DATA TO PROCESS -
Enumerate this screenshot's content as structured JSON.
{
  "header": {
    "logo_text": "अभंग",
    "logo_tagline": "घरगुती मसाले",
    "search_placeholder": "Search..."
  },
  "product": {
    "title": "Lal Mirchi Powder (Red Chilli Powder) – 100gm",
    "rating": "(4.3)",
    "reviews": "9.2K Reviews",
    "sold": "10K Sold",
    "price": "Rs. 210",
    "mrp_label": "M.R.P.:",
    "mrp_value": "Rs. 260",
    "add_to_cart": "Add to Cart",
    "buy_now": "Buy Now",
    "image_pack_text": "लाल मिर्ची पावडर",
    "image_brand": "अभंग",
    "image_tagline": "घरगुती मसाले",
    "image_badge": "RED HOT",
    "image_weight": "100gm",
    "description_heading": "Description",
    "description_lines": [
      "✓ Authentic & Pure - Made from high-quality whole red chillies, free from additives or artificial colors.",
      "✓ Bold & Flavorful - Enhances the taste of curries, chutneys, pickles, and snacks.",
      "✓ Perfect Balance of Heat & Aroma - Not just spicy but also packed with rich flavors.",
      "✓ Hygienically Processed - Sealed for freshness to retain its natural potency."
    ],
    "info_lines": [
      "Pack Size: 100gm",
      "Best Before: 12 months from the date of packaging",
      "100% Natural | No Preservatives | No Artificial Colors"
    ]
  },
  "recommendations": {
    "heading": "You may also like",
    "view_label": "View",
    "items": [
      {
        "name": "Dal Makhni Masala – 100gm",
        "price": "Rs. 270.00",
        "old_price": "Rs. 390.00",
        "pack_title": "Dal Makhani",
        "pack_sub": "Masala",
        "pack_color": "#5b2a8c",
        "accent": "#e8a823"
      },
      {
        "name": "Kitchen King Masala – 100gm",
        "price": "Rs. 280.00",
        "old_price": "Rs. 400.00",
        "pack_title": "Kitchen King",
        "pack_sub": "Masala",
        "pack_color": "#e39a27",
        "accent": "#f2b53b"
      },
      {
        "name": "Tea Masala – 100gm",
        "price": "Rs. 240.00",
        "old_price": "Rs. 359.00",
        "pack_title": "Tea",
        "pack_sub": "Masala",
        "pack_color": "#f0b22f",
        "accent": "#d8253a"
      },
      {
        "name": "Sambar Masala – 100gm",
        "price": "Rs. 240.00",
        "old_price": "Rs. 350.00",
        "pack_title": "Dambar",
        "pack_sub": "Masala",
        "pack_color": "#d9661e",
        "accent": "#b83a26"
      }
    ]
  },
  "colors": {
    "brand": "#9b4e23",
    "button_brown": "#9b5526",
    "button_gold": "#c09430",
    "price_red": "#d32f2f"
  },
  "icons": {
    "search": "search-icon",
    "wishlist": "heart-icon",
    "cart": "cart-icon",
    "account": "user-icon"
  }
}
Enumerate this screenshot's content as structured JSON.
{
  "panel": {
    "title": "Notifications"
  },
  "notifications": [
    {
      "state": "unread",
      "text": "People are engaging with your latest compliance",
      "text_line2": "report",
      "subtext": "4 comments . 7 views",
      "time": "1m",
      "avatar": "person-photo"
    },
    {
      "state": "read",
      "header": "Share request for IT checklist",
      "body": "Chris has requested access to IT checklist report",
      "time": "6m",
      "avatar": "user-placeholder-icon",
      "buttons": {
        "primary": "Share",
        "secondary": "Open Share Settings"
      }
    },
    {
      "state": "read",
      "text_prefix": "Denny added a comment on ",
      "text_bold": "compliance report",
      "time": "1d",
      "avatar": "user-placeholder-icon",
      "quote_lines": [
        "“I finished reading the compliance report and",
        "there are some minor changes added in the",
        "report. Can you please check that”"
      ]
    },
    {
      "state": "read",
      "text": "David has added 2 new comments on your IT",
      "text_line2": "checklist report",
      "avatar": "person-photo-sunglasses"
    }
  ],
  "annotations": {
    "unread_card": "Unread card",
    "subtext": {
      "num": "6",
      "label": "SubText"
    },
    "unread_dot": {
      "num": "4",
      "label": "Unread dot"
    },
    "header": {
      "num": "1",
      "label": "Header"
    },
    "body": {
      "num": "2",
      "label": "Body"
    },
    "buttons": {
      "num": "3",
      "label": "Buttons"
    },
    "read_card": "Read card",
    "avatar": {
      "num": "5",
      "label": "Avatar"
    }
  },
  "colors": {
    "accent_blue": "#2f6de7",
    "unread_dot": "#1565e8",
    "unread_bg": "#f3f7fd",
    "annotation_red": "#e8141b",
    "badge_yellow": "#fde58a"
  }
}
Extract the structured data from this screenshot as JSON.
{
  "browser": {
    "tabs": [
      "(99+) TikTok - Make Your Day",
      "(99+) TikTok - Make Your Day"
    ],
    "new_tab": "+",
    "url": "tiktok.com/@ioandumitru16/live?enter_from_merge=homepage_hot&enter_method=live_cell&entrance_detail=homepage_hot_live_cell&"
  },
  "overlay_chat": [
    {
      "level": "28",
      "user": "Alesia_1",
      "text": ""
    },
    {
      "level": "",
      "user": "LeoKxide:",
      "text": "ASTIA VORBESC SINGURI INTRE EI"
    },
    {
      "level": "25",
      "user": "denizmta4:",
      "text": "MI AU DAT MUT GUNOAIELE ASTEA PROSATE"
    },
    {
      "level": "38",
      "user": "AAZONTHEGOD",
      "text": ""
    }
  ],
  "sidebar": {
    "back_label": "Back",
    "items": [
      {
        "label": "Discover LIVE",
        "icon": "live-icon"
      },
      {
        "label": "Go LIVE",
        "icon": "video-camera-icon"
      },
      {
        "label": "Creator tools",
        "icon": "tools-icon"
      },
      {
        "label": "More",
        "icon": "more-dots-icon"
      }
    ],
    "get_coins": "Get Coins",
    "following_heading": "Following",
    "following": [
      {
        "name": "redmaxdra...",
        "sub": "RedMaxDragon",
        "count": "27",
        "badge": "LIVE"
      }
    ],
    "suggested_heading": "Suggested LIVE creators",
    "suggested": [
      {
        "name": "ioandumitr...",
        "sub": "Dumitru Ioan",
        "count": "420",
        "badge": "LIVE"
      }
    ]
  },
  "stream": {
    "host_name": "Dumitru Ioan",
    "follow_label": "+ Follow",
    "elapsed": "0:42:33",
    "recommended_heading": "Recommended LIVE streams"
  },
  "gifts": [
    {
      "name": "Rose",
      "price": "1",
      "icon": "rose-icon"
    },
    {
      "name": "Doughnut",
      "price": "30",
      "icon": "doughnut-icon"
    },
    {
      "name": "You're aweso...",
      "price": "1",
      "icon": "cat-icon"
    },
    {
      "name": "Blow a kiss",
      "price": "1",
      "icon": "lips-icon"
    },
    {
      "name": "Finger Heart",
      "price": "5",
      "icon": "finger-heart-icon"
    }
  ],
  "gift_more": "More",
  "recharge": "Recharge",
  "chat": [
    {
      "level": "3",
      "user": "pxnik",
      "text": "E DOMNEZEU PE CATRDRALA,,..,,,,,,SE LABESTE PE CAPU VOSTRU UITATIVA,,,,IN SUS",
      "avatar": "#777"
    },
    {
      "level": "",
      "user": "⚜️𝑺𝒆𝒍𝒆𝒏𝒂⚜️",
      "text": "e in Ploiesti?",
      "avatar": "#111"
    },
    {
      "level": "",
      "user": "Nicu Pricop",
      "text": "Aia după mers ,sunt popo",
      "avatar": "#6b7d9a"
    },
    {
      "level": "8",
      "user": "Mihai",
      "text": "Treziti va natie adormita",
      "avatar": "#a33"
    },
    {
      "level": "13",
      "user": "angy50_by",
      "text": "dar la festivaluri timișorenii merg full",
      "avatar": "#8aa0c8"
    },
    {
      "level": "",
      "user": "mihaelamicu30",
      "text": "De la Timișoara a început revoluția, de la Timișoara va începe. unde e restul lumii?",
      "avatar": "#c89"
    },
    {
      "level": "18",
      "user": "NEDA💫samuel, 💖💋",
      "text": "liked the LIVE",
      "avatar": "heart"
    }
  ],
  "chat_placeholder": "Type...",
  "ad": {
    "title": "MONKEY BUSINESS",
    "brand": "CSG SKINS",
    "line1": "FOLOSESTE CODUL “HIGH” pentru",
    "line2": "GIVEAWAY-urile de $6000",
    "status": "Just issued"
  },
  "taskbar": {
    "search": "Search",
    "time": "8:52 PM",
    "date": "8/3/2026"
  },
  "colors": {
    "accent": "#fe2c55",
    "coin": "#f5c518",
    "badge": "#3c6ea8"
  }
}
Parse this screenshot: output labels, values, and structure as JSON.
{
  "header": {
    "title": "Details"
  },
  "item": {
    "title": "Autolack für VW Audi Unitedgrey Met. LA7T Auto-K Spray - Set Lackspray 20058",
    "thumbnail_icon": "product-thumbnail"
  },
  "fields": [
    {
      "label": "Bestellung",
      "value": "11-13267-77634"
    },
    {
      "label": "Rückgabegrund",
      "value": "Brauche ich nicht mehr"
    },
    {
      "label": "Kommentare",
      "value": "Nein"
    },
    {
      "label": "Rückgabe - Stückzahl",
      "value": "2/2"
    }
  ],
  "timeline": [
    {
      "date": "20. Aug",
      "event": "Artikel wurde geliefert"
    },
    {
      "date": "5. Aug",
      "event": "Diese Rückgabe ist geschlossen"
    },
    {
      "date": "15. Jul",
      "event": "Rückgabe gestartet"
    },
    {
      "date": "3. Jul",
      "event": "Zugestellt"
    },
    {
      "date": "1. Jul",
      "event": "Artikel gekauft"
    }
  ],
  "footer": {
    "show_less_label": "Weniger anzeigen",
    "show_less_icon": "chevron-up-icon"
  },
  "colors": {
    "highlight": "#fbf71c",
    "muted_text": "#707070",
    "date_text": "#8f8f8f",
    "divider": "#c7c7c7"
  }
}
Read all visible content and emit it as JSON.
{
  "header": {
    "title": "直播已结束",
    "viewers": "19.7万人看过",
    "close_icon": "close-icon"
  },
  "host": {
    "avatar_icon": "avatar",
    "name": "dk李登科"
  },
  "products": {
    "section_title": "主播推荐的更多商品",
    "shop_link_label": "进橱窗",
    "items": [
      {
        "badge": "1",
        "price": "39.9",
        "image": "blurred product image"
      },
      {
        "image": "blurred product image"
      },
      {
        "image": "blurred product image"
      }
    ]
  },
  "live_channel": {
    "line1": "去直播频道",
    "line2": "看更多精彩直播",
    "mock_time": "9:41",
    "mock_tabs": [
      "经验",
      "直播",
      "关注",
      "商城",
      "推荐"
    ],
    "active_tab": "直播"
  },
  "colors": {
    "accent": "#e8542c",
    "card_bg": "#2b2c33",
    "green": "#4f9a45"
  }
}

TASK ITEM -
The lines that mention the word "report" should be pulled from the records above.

TASK OUTPUT -
      "text_line2": "report",
      "body": "Chris has requested access to IT checklist report",
      "text_bold": "compliance report",
        "“I finished reading the compliance report and",
        "report. Can you please check that”"
      "text_line2": "checklist report",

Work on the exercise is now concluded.